**** RECORDS FOR THIS EXERCISE

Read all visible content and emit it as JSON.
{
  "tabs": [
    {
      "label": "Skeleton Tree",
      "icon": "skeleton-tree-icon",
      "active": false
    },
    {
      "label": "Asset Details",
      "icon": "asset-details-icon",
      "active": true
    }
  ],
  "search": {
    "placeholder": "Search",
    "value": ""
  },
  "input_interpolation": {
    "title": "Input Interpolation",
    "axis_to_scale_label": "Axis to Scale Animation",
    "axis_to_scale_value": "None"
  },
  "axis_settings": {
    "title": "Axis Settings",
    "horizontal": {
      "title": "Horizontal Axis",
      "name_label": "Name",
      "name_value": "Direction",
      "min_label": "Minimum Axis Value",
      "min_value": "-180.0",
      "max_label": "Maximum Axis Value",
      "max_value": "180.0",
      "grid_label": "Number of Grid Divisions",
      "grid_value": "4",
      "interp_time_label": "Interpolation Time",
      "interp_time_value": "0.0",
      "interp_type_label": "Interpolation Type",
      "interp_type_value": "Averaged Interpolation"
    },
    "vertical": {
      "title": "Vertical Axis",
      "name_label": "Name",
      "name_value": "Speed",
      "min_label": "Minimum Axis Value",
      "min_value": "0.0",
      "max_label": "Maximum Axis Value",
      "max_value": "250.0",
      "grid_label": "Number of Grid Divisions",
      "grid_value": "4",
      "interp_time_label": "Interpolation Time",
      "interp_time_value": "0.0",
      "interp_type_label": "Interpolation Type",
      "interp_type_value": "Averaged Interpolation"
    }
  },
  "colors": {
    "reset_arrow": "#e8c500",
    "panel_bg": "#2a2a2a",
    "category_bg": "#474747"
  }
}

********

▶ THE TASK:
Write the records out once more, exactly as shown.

▶ ANSWER SECTION:
Read all visible content and emit it as JSON.
{
  "tabs": [
    {
      "label": "Skeleton Tree",
      "icon": "skeleton-tree-icon",
      "active": false
    },
    {
      "label": "Asset Details",
      "icon": "asset-details-icon",
      "active": true
    }
  ],
  "search": {
    "placeholder": "Search",
    "value": ""
  },
  "input_interpolation": {
    "title": "Input Interpolation",
    "axis_to_scale_label": "Axis to Scale Animation",
    "axis_to_scale_value": "None"
  },
  "axis_settings": {
    "title": "Axis Settings",
    "horizontal": {
      "title": "Horizontal Axis",
      "name_label": "Name",
      "name_value": "Direction",
      "min_label": "Minimum Axis Value",
      "min_value": "-180.0",
      "max_label": "Maximum Axis Value",
      "max_value": "180.0",
      "grid_label": "Number of Grid Divisions",
      "grid_value": "4",
      "interp_time_label": "Interpolation Time",
      "interp_time_value": "0.0",
      "interp_type_label": "Interpolation Type",
      "interp_type_value": "Averaged Interpolation"
    },
    "vertical": {
      "title": "Vertical Axis",
      "name_label": "Name",
      "name_value": "Speed",
      "min_label": "Minimum Axis Value",
      "min_value": "0.0",
      "max_label": "Maximum Axis Value",
      "max_value": "250.0",
      "grid_label": "Number of Grid Divisions",
      "grid_value": "4",
      "interp_time_label": "Interpolation Time",
      "interp_time_value": "0.0",
      "interp_type_label": "Interpolation Type",
      "interp_type_value": "Averaged Interpolation"
    }
  },
  "colors": {
    "reset_arrow": "#e8c500",
    "panel_bg": "#2a2a2a",
    "category_bg": "#474747"
  }
}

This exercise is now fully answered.